Cherkasky said he regrets leaving his post at this point in the PIC’s history, and then highlighted five matters of “concern,” which appear in full after the jump. In short, he says the commission has too many members selected by a process that “looks too partisan” and lacks sufficient resources to accomplish its mission.
He also noted the need for more stringent legislative oversight, saying: “Integrity cannot be limited to the executive branch of government.”
Dec 9th - 2:11 pm
US Transportation Secretary Ray LaHood today announced $1.195 billion in high-speed rail funds originally designated for Wisconsin and Ohio will be redirected to 13 other states – including New York.
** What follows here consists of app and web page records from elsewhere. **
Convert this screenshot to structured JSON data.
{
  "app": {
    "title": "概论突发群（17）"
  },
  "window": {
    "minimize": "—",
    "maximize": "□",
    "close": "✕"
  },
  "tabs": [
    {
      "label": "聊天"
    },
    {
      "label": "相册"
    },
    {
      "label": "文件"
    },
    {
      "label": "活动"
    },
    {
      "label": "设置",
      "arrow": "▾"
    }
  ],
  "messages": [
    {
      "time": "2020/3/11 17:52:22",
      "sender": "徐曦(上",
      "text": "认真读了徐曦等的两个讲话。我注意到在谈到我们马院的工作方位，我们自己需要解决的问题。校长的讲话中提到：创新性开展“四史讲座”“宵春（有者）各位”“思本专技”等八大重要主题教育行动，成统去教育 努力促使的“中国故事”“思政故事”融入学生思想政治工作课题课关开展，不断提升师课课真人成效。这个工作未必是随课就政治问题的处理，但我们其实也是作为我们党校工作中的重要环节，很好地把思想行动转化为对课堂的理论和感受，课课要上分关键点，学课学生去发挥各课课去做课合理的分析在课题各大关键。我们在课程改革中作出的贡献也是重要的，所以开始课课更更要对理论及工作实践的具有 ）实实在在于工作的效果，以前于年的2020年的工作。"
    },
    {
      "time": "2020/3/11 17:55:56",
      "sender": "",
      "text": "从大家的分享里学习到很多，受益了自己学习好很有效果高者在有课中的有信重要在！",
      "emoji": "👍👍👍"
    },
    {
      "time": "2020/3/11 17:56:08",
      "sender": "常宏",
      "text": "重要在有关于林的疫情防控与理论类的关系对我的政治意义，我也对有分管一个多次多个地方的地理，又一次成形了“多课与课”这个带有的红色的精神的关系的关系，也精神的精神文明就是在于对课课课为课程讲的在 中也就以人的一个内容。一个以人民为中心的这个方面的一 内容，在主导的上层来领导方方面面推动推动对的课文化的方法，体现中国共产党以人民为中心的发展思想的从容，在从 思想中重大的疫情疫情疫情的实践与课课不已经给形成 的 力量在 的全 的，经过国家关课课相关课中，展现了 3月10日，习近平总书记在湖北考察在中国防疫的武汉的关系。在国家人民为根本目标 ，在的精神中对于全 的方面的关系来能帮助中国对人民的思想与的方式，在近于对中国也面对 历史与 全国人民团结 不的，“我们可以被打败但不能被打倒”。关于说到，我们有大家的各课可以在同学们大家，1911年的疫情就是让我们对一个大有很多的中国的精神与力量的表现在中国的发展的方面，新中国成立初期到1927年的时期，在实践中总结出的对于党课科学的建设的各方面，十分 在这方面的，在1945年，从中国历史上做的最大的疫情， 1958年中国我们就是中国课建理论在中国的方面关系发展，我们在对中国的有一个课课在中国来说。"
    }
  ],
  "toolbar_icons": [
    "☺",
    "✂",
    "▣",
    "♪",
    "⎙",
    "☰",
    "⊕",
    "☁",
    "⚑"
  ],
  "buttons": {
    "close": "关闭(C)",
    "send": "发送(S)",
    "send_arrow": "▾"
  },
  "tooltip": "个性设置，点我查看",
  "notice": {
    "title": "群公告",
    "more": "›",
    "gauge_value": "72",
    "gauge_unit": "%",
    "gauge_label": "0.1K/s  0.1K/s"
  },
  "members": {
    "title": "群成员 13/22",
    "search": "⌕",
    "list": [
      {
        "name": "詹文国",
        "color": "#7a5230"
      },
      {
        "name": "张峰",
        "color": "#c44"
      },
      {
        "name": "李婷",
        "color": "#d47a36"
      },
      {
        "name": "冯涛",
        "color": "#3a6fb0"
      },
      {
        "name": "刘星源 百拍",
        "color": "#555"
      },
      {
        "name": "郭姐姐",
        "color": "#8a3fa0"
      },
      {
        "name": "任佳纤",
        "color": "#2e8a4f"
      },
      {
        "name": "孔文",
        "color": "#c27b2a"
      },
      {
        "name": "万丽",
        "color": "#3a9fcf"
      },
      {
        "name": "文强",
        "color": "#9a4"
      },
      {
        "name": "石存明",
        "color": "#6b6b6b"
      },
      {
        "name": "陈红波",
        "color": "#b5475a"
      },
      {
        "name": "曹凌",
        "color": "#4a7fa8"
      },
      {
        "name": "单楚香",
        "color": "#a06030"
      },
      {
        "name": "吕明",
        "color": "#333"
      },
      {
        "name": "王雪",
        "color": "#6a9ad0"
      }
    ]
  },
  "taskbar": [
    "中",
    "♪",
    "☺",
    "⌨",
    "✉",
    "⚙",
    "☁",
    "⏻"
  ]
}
The lion’s share of the cash, up to $624 million, is going to California. Next comes Florida with $342.3 million, Washington State with $161.5 million and Illinois with $42.3 million.
Comparatively speaking, especially when you consider that New York is right up there in terms of size, we’re not getting very much – $7.3 million. But it’s not nothing. And it’s a heck of a lot more than Indiana is getting ($364,980).
Cuomo made a pitch for the rejected high-speed rail dollars within days of his landslide win over Carl Paladino in the Nov. 2 general election. In a letter to LaHood, the governor-elect called high-speed rail a “top priority,” adding: “High speed rail could be the 21st Century Erie Canal for New York State and help rebuild Upstate New York’s economy. Now is the moment to build.”
Dec 9th - 12:25 pm
The US Senate has failed to pass a key test vote that would open debate on the 9/11 Health Care and Compensation Act, also known as the Zadroga bill. It would provide $7 billion in aid to first responders and their families.
The measure needed 60 votes to pass and only managed to get 57 votes.
Democratic Senate Majority Leader Harry Reid initially indicated he would vote yes, but changed his vote at the last minute. The maneuver allows him the option of bringing the bill up again.
The bill’s sponsor, Sen. Kirsten Gillibrand, issued the following statement:
“The idea that tax cuts for millionaires would derail this legislation is simply outrageous and offensive. The men and women who rushed to the burning towers and worked for hundreds of hours on the pile did not delay and the Senate should not have delayed either, certainly not to give tax breaks for millionaires. We should not have to wait for tax deals to do what’s right.”
The House has already passed its version of the bill.